▸ **Aim of the task**: Report the lines of the material that carry the string "LOLO".

▸ **Raw data**:
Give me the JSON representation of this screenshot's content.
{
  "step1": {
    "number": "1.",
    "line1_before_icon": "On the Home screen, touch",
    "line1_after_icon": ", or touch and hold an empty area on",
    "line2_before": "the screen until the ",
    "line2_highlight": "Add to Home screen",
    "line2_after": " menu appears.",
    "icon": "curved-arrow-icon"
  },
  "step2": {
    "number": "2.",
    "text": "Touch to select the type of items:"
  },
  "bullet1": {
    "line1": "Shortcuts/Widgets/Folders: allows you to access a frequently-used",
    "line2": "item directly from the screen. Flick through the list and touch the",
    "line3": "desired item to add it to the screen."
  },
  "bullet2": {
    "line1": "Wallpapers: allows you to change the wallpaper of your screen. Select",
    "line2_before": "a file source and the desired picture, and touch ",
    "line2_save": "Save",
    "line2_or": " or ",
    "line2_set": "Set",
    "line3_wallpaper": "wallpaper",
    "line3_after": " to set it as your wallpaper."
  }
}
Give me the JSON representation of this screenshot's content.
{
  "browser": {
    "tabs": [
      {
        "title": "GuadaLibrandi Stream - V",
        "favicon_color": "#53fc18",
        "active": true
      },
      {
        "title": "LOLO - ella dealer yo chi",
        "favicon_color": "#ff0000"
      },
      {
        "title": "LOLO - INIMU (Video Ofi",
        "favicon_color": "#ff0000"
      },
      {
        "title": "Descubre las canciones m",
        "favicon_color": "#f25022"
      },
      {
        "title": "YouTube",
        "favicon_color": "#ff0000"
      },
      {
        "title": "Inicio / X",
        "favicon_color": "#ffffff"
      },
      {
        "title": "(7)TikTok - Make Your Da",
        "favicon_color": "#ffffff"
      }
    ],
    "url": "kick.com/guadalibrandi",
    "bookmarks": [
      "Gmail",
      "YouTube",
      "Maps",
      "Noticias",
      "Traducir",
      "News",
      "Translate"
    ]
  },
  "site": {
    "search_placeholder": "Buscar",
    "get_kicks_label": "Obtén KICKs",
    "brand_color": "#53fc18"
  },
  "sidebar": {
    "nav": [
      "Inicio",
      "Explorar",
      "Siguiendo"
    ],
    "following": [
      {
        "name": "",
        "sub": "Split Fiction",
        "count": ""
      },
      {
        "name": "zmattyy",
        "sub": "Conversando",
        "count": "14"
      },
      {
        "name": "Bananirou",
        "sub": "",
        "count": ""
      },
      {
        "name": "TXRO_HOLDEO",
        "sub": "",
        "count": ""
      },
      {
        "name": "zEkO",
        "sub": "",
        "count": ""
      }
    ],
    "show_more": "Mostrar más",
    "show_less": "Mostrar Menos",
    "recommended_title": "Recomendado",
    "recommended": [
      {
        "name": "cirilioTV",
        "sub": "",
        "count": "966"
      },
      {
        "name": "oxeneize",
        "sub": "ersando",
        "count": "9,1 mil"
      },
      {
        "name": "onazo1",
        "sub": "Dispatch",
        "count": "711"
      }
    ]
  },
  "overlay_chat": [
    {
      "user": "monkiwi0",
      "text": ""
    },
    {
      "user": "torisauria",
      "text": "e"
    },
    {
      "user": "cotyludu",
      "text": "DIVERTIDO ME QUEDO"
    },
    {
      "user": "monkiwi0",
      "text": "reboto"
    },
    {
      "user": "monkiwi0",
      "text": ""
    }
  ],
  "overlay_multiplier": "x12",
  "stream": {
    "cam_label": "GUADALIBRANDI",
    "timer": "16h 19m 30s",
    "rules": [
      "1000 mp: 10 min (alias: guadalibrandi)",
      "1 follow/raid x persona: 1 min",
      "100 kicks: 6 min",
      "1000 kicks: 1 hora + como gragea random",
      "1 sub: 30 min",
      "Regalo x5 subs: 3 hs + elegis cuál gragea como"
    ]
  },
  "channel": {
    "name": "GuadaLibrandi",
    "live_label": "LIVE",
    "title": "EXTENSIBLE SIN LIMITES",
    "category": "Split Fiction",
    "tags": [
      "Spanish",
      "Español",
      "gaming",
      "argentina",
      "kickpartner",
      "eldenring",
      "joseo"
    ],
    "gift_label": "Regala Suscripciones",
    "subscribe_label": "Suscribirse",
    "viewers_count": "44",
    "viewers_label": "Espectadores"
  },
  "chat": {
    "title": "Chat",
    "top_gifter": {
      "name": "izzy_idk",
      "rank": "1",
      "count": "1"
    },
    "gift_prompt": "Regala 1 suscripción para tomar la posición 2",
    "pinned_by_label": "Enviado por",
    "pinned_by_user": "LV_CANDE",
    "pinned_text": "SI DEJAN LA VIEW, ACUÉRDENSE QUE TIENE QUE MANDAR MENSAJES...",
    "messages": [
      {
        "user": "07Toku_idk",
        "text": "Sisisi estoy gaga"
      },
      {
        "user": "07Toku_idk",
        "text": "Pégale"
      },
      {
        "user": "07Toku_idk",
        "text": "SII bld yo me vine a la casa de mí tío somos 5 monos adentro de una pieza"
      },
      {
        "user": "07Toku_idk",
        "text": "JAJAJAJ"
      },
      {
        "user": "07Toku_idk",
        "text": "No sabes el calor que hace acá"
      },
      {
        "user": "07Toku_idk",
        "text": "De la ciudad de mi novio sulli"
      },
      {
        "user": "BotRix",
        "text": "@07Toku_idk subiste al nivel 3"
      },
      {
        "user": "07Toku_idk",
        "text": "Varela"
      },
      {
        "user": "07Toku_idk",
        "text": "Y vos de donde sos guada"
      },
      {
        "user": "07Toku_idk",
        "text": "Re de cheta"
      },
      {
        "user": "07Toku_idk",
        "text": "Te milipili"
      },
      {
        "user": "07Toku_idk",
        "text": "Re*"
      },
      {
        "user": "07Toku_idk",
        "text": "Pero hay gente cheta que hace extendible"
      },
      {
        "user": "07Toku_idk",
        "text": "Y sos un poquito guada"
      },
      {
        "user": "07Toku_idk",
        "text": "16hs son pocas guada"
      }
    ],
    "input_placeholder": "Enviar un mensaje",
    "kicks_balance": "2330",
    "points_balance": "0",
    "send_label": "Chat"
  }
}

▸ **Reply**:
        "title": "LOLO - ella dealer yo chi",
        "title": "LOLO - INIMU (Video Ofi",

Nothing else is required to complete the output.